vt On the Stroke of Nine
US / 73 minutes / bw / Chesterfield Dir: Richard Thorpe Pr: George R. Batcheller Scr: Andrew Moses Story: The Campanile Murders (1933) by Whitman Chambers Cine: M.A. Andersen Cast: Shirley Grey, Charles Starrett, J. Farrell MacDonald, Ruth Hall, Dewey Robinson, Maurice Black, Edward Van Sloan, Tane Keckley (i.e., Jane Keckley), Richard Catlett, Harry Bowen, Al Bridge, Harrison Greene, Henry Hall, Frank LaRue.
Lillian Voyne (Grey) is working her way through college by singing at a nightclub, the Lido. One night she hitches a lift from crime reporter Bill Bartlett (Starrett) of the Times–Star, who’s sweet on her, to go meet Malcolm “Mal” Jannings, chime-ringer for the bells in the campanile on the local college campus. Around about the time she’s supposed to meet the man, a shot rings out; when Police Captain Ed Kyne (MacDonald) and Detective Sergeant Charlie Lorrimer (Robinson) explore the campanile, with Bill in tow, they find Jannings shot dead but no sign of the killer. Yet Bill can testify to the fact that no one has left the campanile. It seems like an impossible murder . . .
Kyne’s main suspect soon becomes Lillian, who’s being visibly shifty in response to questions about why she was planning to meet Jannings. Then shyster James Smythe, of the seedy law firm Smythe & Brock, is found murdered in his office—his secretary Hilda Lund (a great little cameo from Keckley) reporting that Lillian had made an appointment to see the man.
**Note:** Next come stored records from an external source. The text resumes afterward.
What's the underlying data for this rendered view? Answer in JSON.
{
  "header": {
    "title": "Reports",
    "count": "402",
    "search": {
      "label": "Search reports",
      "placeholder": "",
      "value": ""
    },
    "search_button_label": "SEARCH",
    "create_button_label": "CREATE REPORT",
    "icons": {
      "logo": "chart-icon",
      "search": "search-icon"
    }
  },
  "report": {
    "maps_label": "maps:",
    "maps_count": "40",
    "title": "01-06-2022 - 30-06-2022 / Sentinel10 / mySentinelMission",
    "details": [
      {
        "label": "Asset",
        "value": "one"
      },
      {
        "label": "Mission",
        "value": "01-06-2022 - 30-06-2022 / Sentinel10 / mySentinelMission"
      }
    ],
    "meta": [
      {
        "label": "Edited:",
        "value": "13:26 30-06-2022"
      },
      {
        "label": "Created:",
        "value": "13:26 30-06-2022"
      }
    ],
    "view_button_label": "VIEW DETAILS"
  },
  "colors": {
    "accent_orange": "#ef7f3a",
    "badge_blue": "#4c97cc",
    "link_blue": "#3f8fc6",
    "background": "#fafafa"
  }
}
When what appears to be the murder weapon is located in Lillian’s underwear drawer, things look bad for the young woman, especially after academic criminologist C. Edson Hawley (Van Sloan), brought into the case by Bill, declares the slugs dug out of the dead men match the rifling in Lillian’s gun.
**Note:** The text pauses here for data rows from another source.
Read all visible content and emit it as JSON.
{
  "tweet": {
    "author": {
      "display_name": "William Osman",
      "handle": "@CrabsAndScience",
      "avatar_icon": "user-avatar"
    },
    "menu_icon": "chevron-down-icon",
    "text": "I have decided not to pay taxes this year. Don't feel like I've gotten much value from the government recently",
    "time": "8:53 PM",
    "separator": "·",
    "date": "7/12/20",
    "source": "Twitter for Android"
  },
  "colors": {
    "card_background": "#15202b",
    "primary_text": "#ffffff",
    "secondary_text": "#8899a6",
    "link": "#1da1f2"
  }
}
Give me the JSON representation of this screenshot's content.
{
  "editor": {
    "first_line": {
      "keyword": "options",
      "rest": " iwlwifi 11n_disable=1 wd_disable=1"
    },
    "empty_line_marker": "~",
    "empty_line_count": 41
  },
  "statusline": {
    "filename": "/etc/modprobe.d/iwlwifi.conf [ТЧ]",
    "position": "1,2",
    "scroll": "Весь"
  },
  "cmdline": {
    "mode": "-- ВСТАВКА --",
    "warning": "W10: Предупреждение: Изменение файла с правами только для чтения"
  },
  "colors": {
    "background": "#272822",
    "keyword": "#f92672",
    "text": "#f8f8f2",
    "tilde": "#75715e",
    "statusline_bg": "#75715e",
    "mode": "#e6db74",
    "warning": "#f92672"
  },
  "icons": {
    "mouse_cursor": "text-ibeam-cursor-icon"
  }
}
Also playing a part in things are the students Ann Michaels (Hall), who’s a friend of Lillian’s and has an oddly luxurious apartment for a student, and Wilson (Catlett), who isn’t and doesn’t, plus shady gambler Blackie Atwater (Black), whose friendship with both Lillian and Ann seems incongruously close.
The whodunnit becomes clear rather earlier than I imagine the movie’s makers intended, although the (highly improbable) howdunnit remains a mystery until much later.
This is a serviceable little mystery that moves along at a good pace and is aided by likable performances from the reliable troupers Shirley Grey, J. Farrell MacDonald and Edward Van Sloan. Charles Starrett delivers the goods too, although I’m not familiar with his other work.
This movie is no relation to the much later Out of the Shadow (1961; vt Murder on the Campus) dir Michael Winner. For a bit more on the writer Whitman Chambers, upon whose novel the current movie is based, check the entry on this site for Sensation Hunters (1933).